In 1975, part of the building was converted for use as a federal
courthouse. The Synkoskis have retained many features of
that period, including the tiny holding cell for prisoners once
housed in the federal marshal’s office on the premises. The cell
forms part of a groom’s room upstairs. Brides can get changed
in the old jury room.
The Synkoskis have booked more than 20 events since opening.
Most recently, the building was used for the St. Lucie Cultural
Alliance’s first Music Series event, Marvelous, the Music of
Marvin Gaye, in January. A series of musical events is planned
by the alliance in coming months. Main Street Fort Pierce plans
to hold its popular Reverse Raffle at the venue this month.
Aside from providing meeting, event and performing space
in the city, 500 Orange could help spur the rehabilitation of
the Peacock Arts District along Orange Avenue by creating a
destination point for the area.
The renovated post office and former courthouse, which has been vacant
for 20 years, has recently reopened as an events venue for weddings,
anniversaries and community meetings.
The city commission gave preliminary approval in January to increase the height
of King’s Landing from eight stories to 11 stories.

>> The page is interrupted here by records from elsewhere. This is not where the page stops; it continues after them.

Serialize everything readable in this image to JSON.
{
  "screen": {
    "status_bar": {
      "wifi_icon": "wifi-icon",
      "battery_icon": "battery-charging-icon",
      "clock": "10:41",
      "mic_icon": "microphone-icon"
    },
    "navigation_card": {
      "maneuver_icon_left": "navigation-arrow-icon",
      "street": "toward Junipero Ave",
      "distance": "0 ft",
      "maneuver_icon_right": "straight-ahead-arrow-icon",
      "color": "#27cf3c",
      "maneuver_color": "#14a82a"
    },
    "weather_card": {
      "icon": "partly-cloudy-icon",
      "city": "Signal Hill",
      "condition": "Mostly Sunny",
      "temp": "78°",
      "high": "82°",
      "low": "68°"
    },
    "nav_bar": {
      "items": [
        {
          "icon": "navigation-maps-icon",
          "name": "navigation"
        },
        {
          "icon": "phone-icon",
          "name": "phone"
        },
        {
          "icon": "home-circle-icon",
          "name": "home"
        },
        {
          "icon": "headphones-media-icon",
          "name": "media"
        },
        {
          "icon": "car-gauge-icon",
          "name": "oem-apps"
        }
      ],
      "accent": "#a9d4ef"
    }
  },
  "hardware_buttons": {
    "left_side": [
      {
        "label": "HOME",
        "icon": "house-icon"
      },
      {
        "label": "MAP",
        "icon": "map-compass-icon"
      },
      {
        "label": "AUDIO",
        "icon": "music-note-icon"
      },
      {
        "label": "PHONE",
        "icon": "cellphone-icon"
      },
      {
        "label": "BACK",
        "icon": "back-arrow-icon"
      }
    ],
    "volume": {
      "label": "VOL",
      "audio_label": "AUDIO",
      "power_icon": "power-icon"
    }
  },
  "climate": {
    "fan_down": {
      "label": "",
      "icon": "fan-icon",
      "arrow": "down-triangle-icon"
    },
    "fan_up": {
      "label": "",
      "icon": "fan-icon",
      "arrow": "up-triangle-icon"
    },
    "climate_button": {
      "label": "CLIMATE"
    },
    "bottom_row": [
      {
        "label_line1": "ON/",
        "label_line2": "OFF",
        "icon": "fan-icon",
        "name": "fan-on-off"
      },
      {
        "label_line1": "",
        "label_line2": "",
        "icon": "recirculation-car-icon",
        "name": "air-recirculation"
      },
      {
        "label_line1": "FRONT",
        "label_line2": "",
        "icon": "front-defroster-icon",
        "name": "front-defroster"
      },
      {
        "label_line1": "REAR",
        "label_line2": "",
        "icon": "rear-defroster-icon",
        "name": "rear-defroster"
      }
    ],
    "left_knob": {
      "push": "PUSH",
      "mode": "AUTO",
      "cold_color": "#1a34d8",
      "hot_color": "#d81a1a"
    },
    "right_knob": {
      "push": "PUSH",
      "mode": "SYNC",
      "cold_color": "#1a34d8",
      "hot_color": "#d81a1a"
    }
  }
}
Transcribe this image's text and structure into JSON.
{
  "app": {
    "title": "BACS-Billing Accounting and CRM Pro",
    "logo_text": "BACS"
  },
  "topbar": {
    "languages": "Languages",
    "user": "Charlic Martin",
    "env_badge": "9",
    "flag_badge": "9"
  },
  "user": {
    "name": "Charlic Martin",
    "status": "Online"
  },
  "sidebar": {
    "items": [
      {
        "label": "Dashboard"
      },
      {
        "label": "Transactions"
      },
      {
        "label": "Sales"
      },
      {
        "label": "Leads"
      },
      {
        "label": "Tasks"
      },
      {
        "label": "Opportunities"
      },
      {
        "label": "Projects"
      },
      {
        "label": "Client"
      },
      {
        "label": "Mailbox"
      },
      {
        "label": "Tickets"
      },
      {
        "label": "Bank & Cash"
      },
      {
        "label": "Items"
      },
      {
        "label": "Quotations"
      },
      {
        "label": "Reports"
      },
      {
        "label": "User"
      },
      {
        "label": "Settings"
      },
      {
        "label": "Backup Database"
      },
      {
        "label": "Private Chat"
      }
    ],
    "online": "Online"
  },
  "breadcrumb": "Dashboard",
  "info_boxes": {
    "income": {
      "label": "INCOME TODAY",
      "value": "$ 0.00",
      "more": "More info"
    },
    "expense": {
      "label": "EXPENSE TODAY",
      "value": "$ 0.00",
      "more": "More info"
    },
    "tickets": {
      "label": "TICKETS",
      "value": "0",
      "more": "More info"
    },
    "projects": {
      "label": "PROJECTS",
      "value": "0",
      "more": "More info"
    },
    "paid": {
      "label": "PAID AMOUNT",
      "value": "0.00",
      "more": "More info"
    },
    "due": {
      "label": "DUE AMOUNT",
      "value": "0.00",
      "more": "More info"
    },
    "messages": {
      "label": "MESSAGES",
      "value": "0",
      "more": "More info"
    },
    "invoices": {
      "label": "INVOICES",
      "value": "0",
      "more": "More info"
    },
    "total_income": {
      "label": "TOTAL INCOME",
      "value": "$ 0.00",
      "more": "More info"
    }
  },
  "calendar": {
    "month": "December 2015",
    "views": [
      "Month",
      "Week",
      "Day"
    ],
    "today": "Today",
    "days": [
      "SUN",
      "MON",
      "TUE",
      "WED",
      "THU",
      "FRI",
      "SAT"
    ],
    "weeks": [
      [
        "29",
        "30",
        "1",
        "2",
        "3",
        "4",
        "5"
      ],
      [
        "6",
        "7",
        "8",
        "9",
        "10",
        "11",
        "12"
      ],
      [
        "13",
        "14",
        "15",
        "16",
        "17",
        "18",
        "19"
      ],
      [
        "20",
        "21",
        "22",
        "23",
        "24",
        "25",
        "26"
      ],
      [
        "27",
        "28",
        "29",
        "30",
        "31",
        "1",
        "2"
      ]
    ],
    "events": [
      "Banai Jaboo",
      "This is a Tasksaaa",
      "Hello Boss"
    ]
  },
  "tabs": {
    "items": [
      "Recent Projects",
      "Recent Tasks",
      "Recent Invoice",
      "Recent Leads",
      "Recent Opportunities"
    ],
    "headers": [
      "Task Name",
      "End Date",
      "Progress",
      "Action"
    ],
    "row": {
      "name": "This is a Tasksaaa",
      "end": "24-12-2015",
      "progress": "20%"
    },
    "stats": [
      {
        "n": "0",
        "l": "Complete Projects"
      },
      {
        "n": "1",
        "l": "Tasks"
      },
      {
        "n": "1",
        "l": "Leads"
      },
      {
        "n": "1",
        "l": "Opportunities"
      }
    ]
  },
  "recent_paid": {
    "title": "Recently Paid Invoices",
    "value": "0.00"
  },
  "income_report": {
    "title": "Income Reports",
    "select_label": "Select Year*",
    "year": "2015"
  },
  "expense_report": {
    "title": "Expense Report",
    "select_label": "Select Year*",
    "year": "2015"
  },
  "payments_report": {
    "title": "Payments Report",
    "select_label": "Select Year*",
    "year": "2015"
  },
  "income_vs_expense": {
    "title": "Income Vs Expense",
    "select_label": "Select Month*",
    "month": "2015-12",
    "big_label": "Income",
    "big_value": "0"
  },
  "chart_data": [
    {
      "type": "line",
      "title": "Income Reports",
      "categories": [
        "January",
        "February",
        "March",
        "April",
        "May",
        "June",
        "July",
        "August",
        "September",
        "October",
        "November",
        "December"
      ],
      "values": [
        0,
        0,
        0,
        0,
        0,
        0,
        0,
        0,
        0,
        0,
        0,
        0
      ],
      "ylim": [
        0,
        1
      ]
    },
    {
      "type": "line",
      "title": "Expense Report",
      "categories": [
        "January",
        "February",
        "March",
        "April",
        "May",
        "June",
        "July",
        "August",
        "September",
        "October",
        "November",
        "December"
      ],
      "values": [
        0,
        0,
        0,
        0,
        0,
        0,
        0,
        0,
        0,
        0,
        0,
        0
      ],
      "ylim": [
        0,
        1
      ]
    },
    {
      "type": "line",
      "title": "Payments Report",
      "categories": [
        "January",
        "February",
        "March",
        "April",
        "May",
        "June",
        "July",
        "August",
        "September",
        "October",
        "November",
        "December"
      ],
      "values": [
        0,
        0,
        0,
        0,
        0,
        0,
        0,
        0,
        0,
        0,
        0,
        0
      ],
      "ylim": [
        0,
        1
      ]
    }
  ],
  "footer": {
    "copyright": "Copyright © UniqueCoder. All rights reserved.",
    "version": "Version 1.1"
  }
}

“It’s a balancing act. The city desperately needs the economic
push” King’s Landing will provide, she said.
The Economic Development Council of St. Lucie County
estimates the new development will have an economic impact
of more than $20 million a year and provide hundreds
of new jobs.
“I can’t be too over-confident,” developer Matteson said
before the meeting, “but I hope after all the scrubbing the
development has gone through, I hope it passes muster.
Otherwise, denying the project could give Fort Pierce a
bad name in development circles.”
Matteson expects to break ground for the hotel by the
end of the first quarter of this year.
He confirmed that several existing restaurants, including
12A Buoy, Pickled, Pierced Ciderworks and Cobb’s
Landing, have all committed to taking new space in King’s
Landing. This is in addition to their current premises, Matteson
pointed out. Some will be very different from their
original locations. Cobb’s Landing, for instance, is talking
about building a tapas bar and surf shop.
Karen DeVries, who purchased longtime downtown
business Chaney’s House of Flowers in April, also is
enthusiastic about King’s Landing. She has revamped her
florist shop with more space for gifts and her own artwork
and made a bigger display area for plants and cut flowers.
DeVries noted she is only the eighth owner of the shop,
which has been in business for 75 years. Business is good,
“Everyone loves flowers,” she said. “It’s a very positive
business and so uplifting for me.”
DeVries insists on the exterior of her building staying
spotless. She has planted flowers, cleared away garbage
and regularly power washes the building. She’s hoping to
set a good example for other merchants downtown.
On Orange Avenue west of downtown, Stan and Jean
Synkoski have spent four years and at least $500,000 on
meticulously restoring the old Post Office building into
the stylish Art Deco 500 Orange event venue.
The space, which can accommodate 250 guests and is
available for weddings, anniversaries, fundraisers and
corporate events, is housed in a 1935 building built by
the Works Progress Administration at the height of the
The Economic Development
Council of St. Lucie County
estimates the new development
will have an economic impact of
more than $20 million a year and
provide hundreds of new jobs.
Steve Fogle, of Whirled Inc at 129 N. Second St., opened his
gift, wine and art gallery one year before COVID-19 struck.
“I’ve been fighting it ever since,” he noted ruefully. “It’s been
a battle to get customers inside the store.”
Fogle is concerned about the omicron variant of the virus.
“If customers stop going out, we might have no choice but to
close,” Fogle said. “We did have a great Christmas and, so far,
a good season. We’ve had a lot of support from locals and outof
town visitors alike. So, I have my fingers crossed.”
Several other downtown merchants used the same phrase
to describe their hopes for the future. There are a lot of fingers
being crossed on Second Street and beyond.